Exercise directions: The whole of the data is to be duplicated precisely.

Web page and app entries
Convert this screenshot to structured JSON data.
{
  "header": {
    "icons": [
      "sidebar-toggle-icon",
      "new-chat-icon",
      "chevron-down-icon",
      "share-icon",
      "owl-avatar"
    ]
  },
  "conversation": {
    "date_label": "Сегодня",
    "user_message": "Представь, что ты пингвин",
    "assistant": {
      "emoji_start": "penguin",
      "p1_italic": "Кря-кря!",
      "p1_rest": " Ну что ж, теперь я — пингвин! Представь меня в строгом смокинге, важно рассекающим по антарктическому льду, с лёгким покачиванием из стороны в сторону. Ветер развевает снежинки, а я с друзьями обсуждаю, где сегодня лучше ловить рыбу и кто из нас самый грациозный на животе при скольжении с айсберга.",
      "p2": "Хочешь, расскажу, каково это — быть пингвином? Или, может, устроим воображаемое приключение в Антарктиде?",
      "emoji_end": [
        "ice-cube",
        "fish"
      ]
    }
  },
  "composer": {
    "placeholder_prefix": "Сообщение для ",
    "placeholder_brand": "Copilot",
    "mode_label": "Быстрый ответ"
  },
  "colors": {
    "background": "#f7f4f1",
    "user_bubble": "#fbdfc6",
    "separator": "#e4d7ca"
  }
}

Problem solution:
Convert this screenshot to structured JSON data.
{
  "header": {
    "icons": [
      "sidebar-toggle-icon",
      "new-chat-icon",
      "chevron-down-icon",
      "share-icon",
      "owl-avatar"
    ]
  },
  "conversation": {
    "date_label": "Сегодня",
    "user_message": "Представь, что ты пингвин",
    "assistant": {
      "emoji_start": "penguin",
      "p1_italic": "Кря-кря!",
      "p1_rest": " Ну что ж, теперь я — пингвин! Представь меня в строгом смокинге, важно рассекающим по антарктическому льду, с лёгким покачиванием из стороны в сторону. Ветер развевает снежинки, а я с друзьями обсуждаю, где сегодня лучше ловить рыбу и кто из нас самый грациозный на животе при скольжении с айсберга.",
      "p2": "Хочешь, расскажу, каково это — быть пингвином? Или, может, устроим воображаемое приключение в Антарктиде?",
      "emoji_end": [
        "ice-cube",
        "fish"
      ]
    }
  },
  "composer": {
    "placeholder_prefix": "Сообщение для ",
    "placeholder_brand": "Copilot",
    "mode_label": "Быстрый ответ"
  },
  "colors": {
    "background": "#f7f4f1",
    "user_bubble": "#fbdfc6",
    "separator": "#e4d7ca"
  }
}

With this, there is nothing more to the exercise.